*Exercise details*.
Return the records that follow unaltered. Omit every picture.

[Data records for software interfaces]
- Opening Delimiter -
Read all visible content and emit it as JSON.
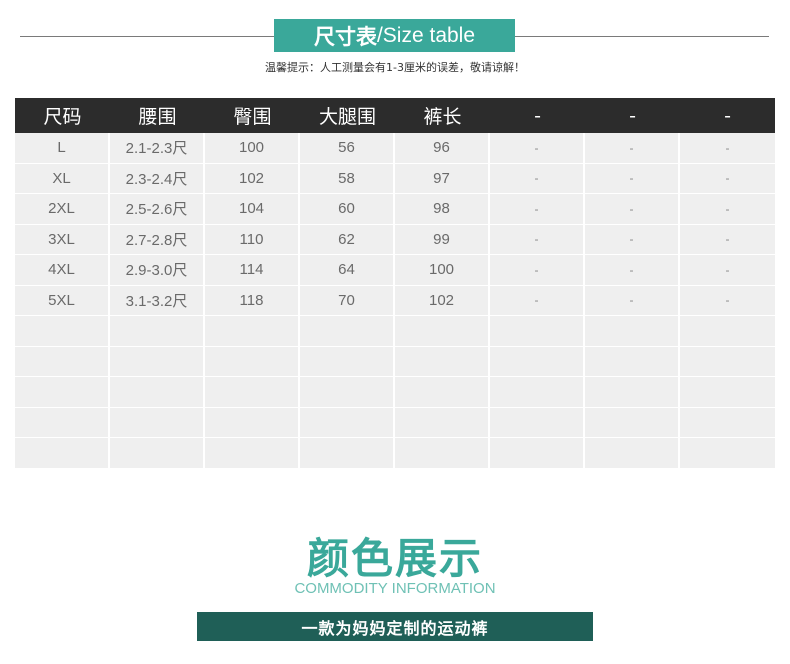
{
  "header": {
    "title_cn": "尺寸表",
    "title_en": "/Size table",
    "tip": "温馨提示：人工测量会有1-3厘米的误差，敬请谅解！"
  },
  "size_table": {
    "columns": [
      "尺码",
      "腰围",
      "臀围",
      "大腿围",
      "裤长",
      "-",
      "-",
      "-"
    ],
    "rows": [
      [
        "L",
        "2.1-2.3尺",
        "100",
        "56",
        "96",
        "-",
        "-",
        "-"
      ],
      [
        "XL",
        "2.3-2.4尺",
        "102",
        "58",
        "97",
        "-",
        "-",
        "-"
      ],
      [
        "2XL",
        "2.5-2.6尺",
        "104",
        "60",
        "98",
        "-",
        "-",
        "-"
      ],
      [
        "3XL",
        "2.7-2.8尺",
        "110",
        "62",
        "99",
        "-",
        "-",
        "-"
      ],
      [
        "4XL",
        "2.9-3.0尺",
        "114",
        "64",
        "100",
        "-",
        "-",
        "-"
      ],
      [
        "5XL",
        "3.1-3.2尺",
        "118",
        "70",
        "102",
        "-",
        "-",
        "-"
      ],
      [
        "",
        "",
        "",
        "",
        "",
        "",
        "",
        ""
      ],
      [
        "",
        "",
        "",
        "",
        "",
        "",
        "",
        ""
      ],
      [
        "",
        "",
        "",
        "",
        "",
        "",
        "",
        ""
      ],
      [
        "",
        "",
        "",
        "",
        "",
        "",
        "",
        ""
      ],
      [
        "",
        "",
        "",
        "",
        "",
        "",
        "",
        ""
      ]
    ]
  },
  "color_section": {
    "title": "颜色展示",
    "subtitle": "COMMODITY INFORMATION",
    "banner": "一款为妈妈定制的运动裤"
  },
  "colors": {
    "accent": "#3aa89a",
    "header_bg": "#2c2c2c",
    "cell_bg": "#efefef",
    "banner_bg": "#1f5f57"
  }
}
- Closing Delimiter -
*Task solution*.
Read all visible content and emit it as JSON.
{
  "header": {
    "title_cn": "尺寸表",
    "title_en": "/Size table",
    "tip": "温馨提示：人工测量会有1-3厘米的误差，敬请谅解！"
  },
  "size_table": {
    "columns": [
      "尺码",
      "腰围",
      "臀围",
      "大腿围",
      "裤长",
      "-",
      "-",
      "-"
    ],
    "rows": [
      [
        "L",
        "2.1-2.3尺",
        "100",
        "56",
        "96",
        "-",
        "-",
        "-"
      ],
      [
        "XL",
        "2.3-2.4尺",
        "102",
        "58",
        "97",
        "-",
        "-",
        "-"
      ],
      [
        "2XL",
        "2.5-2.6尺",
        "104",
        "60",
        "98",
        "-",
        "-",
        "-"
      ],
      [
        "3XL",
        "2.7-2.8尺",
        "110",
        "62",
        "99",
        "-",
        "-",
        "-"
      ],
      [
        "4XL",
        "2.9-3.0尺",
        "114",
        "64",
        "100",
        "-",
        "-",
        "-"
      ],
      [
        "5XL",
        "3.1-3.2尺",
        "118",
        "70",
        "102",
        "-",
        "-",
        "-"
      ],
      [
        "",
        "",
        "",
        "",
        "",
        "",
        "",
        ""
      ],
      [
        "",
        "",
        "",
        "",
        "",
        "",
        "",
        ""
      ],
      [
        "",
        "",
        "",
        "",
        "",
        "",
        "",
        ""
      ],
      [
        "",
        "",
        "",
        "",
        "",
        "",
        "",
        ""
      ],
      [
        "",
        "",
        "",
        "",
        "",
        "",
        "",
        ""
      ]
    ]
  },
  "color_section": {
    "title": "颜色展示",
    "subtitle": "COMMODITY INFORMATION",
    "banner": "一款为妈妈定制的运动裤"
  },
  "colors": {
    "accent": "#3aa89a",
    "header_bg": "#2c2c2c",
    "cell_bg": "#efefef",
    "banner_bg": "#1f5f57"
  }
}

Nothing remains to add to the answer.